NEW ORLEANS – Capital expenditure numbers make in-building wireless coverage a tricky proposition, according to speakers at this week’s DAS in Action conference.
C.J. Maier of Verizon Wireless told an audience that with a limited budget for DAS installations, Verizon Wireless looks at a series of factors – including how often the venue is used, local network traffic patterns, market penetration and most importantly, return on investment – in prioritizing projects. The carrier has evaluated models for apartment buildings, he said, and “we don’t have so much of an ROI model that would work right now” and avoids them.
Stadiums are a more high-value proposition, with constant traffic, especially compared to something like a low-density rural apartment building, Maier said.
Another challenge with in-building wireless, he said, is that Verizon Wireless has often run into hotel chains which illegally rebroadcast the carrier’s wireless signal, which can be detrimental to the network to the point that it’s worse than having no in-building system at all, Maier said.
Both AT&T and Verizon Wireless said that they prefer neutral-host DAS systems, rather than something carrier-specific, because it appeals to venue owners, as well as the possibility of sharing ongoing maintenance costs.
Rusty Stone, of multi-unit dwelling developer Camden Property Trust, said that with price tags between $350,000 to more than $500,000, a full DAS system is often cost-prohibitive for a developer to take on by itself – but Camden, he said, recognizes that good coverage is critical to selling units and is pre-wiring its new projects for in-building connectivity to make projects easier, less expensive and hopefully more attractive to wireless carriers.
Fernando Perez, representing Marriott International on the panel, cautioned companies who are considering bring-your-own-device for cost savings that the move is more complicated than they might think – that considerations on employee telecom stipends, the cost of enabling multiple devices per user, and more complex security and billing factors can mean that BYOD programs aren’t as simple as they sound.

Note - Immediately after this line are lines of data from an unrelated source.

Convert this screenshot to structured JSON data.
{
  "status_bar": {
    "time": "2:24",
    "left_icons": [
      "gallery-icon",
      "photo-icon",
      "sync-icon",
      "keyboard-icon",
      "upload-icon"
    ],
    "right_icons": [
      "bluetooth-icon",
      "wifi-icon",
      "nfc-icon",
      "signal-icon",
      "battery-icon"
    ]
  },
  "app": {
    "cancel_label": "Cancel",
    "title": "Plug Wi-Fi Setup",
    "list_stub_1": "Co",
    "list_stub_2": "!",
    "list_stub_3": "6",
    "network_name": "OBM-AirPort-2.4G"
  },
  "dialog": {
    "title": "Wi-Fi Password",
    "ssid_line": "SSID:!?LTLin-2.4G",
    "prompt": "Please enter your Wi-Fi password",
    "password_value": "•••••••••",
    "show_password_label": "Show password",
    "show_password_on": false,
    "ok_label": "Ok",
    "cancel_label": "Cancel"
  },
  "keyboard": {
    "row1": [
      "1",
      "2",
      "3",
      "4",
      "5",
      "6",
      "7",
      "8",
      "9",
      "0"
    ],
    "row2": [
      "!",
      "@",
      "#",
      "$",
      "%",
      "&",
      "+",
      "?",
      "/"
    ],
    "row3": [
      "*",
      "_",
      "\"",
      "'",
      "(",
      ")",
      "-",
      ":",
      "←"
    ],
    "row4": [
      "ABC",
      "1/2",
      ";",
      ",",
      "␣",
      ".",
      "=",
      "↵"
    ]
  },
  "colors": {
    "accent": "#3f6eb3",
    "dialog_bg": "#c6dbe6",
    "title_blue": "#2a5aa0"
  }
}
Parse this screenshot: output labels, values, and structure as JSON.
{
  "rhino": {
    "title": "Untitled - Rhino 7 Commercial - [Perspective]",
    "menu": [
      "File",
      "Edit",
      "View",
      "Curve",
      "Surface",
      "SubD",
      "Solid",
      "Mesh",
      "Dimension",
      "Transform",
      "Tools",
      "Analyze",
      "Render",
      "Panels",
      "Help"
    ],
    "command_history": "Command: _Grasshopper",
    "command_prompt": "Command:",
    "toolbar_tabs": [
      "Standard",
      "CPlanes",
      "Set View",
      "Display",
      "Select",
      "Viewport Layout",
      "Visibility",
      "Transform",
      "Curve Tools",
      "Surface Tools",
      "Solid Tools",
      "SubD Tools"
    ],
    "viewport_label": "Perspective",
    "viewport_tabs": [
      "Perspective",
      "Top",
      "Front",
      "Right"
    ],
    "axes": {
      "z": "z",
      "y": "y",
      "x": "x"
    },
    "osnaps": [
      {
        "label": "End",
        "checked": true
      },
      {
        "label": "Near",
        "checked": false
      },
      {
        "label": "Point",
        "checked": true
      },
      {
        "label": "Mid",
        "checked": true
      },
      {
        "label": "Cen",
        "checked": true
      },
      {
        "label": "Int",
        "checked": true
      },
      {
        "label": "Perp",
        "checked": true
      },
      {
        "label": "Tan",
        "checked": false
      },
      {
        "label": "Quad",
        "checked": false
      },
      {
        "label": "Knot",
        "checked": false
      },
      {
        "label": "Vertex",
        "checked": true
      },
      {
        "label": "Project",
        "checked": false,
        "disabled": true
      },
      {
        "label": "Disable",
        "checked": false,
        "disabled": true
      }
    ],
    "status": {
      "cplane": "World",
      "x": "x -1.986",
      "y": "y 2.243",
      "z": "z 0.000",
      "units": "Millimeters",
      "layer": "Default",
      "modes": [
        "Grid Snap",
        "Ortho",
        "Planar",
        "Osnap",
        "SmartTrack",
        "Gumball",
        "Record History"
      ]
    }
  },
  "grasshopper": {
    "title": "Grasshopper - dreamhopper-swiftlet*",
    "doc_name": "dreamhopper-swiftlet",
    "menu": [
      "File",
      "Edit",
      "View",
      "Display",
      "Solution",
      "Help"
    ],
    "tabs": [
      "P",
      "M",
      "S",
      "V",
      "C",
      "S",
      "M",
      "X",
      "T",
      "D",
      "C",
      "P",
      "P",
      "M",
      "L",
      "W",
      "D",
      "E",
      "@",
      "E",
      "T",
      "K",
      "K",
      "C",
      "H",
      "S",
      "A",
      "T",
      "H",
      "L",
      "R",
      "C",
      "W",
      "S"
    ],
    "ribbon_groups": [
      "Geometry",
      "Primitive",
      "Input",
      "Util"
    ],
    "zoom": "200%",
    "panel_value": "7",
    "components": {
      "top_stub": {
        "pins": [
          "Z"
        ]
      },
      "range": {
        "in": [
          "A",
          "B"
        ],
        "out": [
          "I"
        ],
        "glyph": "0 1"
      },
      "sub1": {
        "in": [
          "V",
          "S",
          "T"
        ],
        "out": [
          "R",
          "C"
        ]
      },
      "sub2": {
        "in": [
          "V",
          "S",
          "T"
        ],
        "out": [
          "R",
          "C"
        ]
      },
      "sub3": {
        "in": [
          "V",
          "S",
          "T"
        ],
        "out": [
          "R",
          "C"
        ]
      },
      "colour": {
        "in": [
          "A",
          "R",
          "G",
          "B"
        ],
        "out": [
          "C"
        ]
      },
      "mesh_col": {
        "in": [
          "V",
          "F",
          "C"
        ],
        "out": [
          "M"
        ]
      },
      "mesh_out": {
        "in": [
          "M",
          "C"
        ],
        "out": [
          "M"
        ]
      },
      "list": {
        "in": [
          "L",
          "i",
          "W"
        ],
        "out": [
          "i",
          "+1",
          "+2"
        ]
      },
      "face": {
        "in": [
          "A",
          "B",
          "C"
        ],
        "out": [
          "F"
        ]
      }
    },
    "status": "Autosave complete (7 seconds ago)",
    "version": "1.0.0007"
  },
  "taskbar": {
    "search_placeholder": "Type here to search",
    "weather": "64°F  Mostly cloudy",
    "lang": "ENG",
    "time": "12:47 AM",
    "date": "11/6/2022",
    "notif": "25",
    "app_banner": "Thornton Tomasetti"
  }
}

In other conference news, the DAS Forum announced this morning that its name is now the HetNet Forum, reflecting the role it hopes to take in advocating for rapid deployment of multiple non-macro-cell technologies for heterogeneous networks.
Jonathan Adelstein, president and CEO of PCIA (of which the HetNet Forum is a part), said that the group has had a series of policy wins recently, from access to pole-tops for small cell deployment, a broader definition of base station by the Federal Communications Commission, and FCC rulemaking on signal boosters that differentiates between consumer and commercial boosters.
“They’re taking what we suggest and implementing it – they know we need to get more capacity up quickly,” Adelstein said.
Also at the show, Commscope announced that it has upgraded its Ion DAS platform with additional features designed for easier integration with the macro cellular network, aiming for a plug-and-play solution.
Commscope said that traditional DAS is great for capacity, but that a “lack of simplification has meant longer time to market, prohibitively expensive engineering skill requirements and notoriously difficult optimization, testing and maintenance. Every stage of traditional DAS deployment can be an exercise in extra expense and delayed ROI,” but operators still use them because they desperately need the capacity.
Commscope said it has included embedded intelligence to guide planning, installation and optimization of the system; remote configuration tools; and built-in monitoring for network quality, interference, and passive intermodulation, among other features.